In 2020, Vietnam’s GDP growth is set to slow to 2.7% and rebound to 8.1% next year, according to the US-based investment bank Goldman Sachs.
|Forecast for Vietnam’s GDP growth.|
Goldman Sachs’ 2.7%-GDP growth forecast for Vietnam in its first ever macro-economic report on the country, one of the fastest growing economies in Asia, is lower than that of the World Bank (2.8%), but higher than ADB’s 1.8%.
While Vietnam’s economy growth slowed to 3.8% and 0.4% in the respective first and second quarters, the US bank expected GDP growth to quickly recover in the third quarter, mainly thanks to public investment, retail’s revenue and exports.
Notably, Goldman Sachs expects exports to be Vietnam’s major driving force for economic recovery. In the first eight months of 2020, Vietnam’s trade surplus reached an all-time high of US$13.5 billion, representing a 150% increase compared to the same period of last year (US$5.47 billion)
The bank’s report pointed to three major advantages contributing to a growing export turnover.
Firstly, Vietnam holds significant advantage in regional supply chains as the country is located in close proximity with China.
The labor cost in Vietnam is also considered competitive, which remains at half of China’s. For example, the minimum wage in major cities such as Hanoi or Ho Chi Minh City is regulated at US$190 per month, significantly lower than the US$360 in Shanghai. Meanwhile, the minimum wage in other cities in Vietnam and China were estimated at US$132 and US$220 per month, respectively.
According to Goldman Sachs, these factors led to a shift in production of firms in the fields of textile and footwear from China to Vietnam, especially during the US – China trade war.
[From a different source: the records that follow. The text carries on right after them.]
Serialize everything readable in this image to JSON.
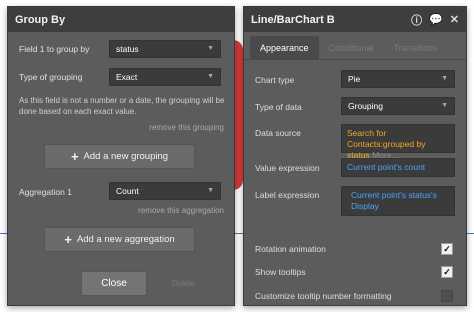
{
  "colors": {
    "panel_bg": "#5c5c5c",
    "header_bg": "#3e3e3e",
    "field_bg": "#3b3b3b",
    "orange_text": "#f5a623",
    "blue_text": "#4da3ff",
    "chart_red": "#d7393a"
  },
  "group_by": {
    "title": "Group By",
    "field_label": "Field 1 to group by",
    "field_value": "status",
    "type_label": "Type of grouping",
    "type_value": "Exact",
    "note": "As this field is not a number or a date, the grouping will be done based on each exact value.",
    "remove_grouping": "remove this grouping",
    "add_grouping": "Add a new grouping",
    "aggregation_label": "Aggregation 1",
    "aggregation_value": "Count",
    "remove_aggregation": "remove this aggregation",
    "add_aggregation": "Add a new aggregation",
    "close": "Close",
    "delete": "Delete"
  },
  "chart_panel": {
    "title": "Line/BarChart B",
    "icons": [
      "info-icon",
      "comment-icon",
      "close-icon"
    ],
    "tabs": [
      "Appearance",
      "Conditional",
      "Transitions"
    ],
    "chart_type_label": "Chart type",
    "chart_type_value": "Pie",
    "data_type_label": "Type of data",
    "data_type_value": "Grouping",
    "data_source_label": "Data source",
    "data_source_value": "Search for Contacts:grouped by status",
    "data_source_more": "More...",
    "value_expr_label": "Value expression",
    "value_expr_value": "Current point's count",
    "label_expr_label": "Label expression",
    "label_expr_value": "Current point's status's Display",
    "rotation_label": "Rotation animation",
    "rotation_checked": true,
    "tooltips_label": "Show tooltips",
    "tooltips_checked": true,
    "tooltip_format_label": "Customize tooltip number formatting",
    "tooltip_format_checked": false
  }
}
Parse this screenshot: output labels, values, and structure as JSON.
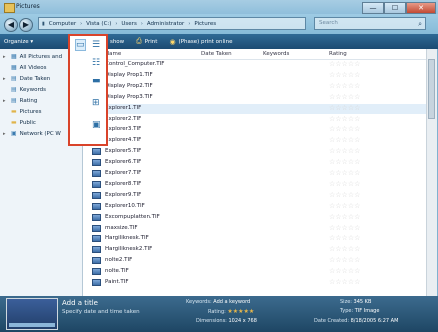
{
  "window": {
    "title": "Pictures",
    "minimize": "—",
    "maximize": "☐",
    "close": "✕"
  },
  "address": {
    "crumbs": [
      "Computer",
      "Vista (C:)",
      "Users",
      "Administrator",
      "Pictures"
    ],
    "search_placeholder": "Search"
  },
  "toolbar": {
    "organize": "Organize ▾",
    "slideshow": "Slide show",
    "print": "Print",
    "burn": "(Phase) print online"
  },
  "sidebar": {
    "items": [
      {
        "label": "All Pictures and",
        "icon": "pictures-icon"
      },
      {
        "label": "All Videos",
        "icon": "videos-icon"
      },
      {
        "label": "Date Taken",
        "icon": "calendar-icon"
      },
      {
        "label": "Keywords",
        "icon": "tag-icon"
      },
      {
        "label": "Rating",
        "icon": "star-icon"
      },
      {
        "label": "Pictures",
        "icon": "folder-icon"
      },
      {
        "label": "Public",
        "icon": "folder-icon"
      },
      {
        "label": "Network (PC W",
        "icon": "network-icon"
      }
    ]
  },
  "columns": {
    "name": "Name",
    "date": "Date Taken",
    "keywords": "Keywords",
    "rating": "Rating"
  },
  "files": [
    "Control_Computer.TIF",
    "Display Prop1.TIF",
    "Display Prop2.TIF",
    "Display Prop3.TIF",
    "Explorer1.TIF",
    "Explorer2.TIF",
    "Explorer3.TIF",
    "Explorer4.TIF",
    "Explorer5.TIF",
    "Explorer6.TIF",
    "Explorer7.TIF",
    "Explorer8.TIF",
    "Explorer9.TIF",
    "Explorer10.TIF",
    "Excompuplatten.TIF",
    "maxsize.TIF",
    "Hargiliknesk.TIF",
    "Hargiliknesk2.TIF",
    "nolte2.TIF",
    "nolte.TIF",
    "Paint.TIF"
  ],
  "rating_stars": "☆☆☆☆☆",
  "details": {
    "title": "Add a title",
    "subtitle": "Specify date and time taken",
    "keywords_label": "Keywords:",
    "keywords_value": "Add a keyword",
    "rating_label": "Rating:",
    "rating_value": "★★★★★",
    "dimensions_label": "Dimensions:",
    "dimensions_value": "1024 x 768",
    "size_label": "Size:",
    "size_value": "345 KB",
    "type_label": "Type:",
    "type_value": "TIF Image",
    "date_label": "Date Created:",
    "date_value": "8/18/2005 6:27 AM"
  }
}
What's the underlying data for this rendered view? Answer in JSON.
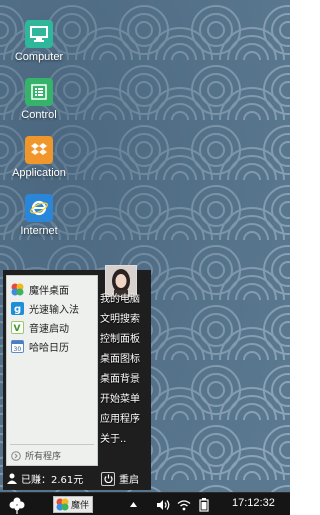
{
  "desktop": {
    "icons": [
      {
        "label": "Computer",
        "icon": "computer-icon",
        "color": "#2fb79b"
      },
      {
        "label": "Control",
        "icon": "control-list-icon",
        "color": "#36b36a"
      },
      {
        "label": "Application",
        "icon": "dropbox-box-icon",
        "color": "#f0962a"
      },
      {
        "label": "Internet",
        "icon": "internet-explorer-icon",
        "color": "#2a86d9"
      }
    ]
  },
  "start_menu": {
    "apps": [
      {
        "label": "魔伴桌面",
        "icon": "pinwheel-icon"
      },
      {
        "label": "光速输入法",
        "icon": "g-keyboard-icon"
      },
      {
        "label": "音速启动",
        "icon": "v-launcher-icon"
      },
      {
        "label": "哈哈日历",
        "icon": "calendar-icon"
      }
    ],
    "all_programs": "所有程序",
    "links": [
      "我的电脑",
      "文明搜索",
      "控制面板",
      "桌面图标",
      "桌面背景",
      "开始菜单",
      "应用程序",
      "关于.."
    ],
    "earned": "已赚：2.61元",
    "restart": "重启"
  },
  "taskbar": {
    "task_label": "魔伴",
    "clock": "17:12:32"
  }
}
Since 2010, the FDI investment capital that was initially bound to China, South Korea, Japan or countries in ASEAN have now flowed to Vietnam.
Meanwhile, the fact that Vietnam is currently member of a number of free trade agreements (FTAs) with major trading partners could shield the country from growing protectionism globally. For instance in 2019, at the peak of the US – China trade tension, Vietnam’s exports had not been much impacted, which eventually led to a record trade surplus of US$11.12 billion that year.
In the future with the presence of the EU – Vietnam Free Trade Agreement (EVFTA), Goldman Sachs expects Vietnam’s exports to continue growing.
Secondly, Vietnam’s structure of export products with a focus on hi-tech items would continue to be a major plus point for Vietnam. Since 2015, export turnover of products such as smart phones and electronic appliances have exceeded that of traditional items like textile or footwear.
In the January – August period, Vietnam’s export turnover of electronic products increased by 6.3% year-on-year amid the Covid-19 pandemic, accounting for 70% of total exports.
Thirdly, Vietnam’s long-standing trade partnership with China is also an advantage, as the latter would be among a handful of economies with a positive economic growth this year.
It is worth mentioning that China is currently Vietnam’s largest buyer.
In its baseline scenario, Goldman Sachs expects Vietnam’s exports to reach US$180 billion by the end of 2021, assuming the world would gradually contain the pandemic and the development of Covid-19 vaccine remains on track.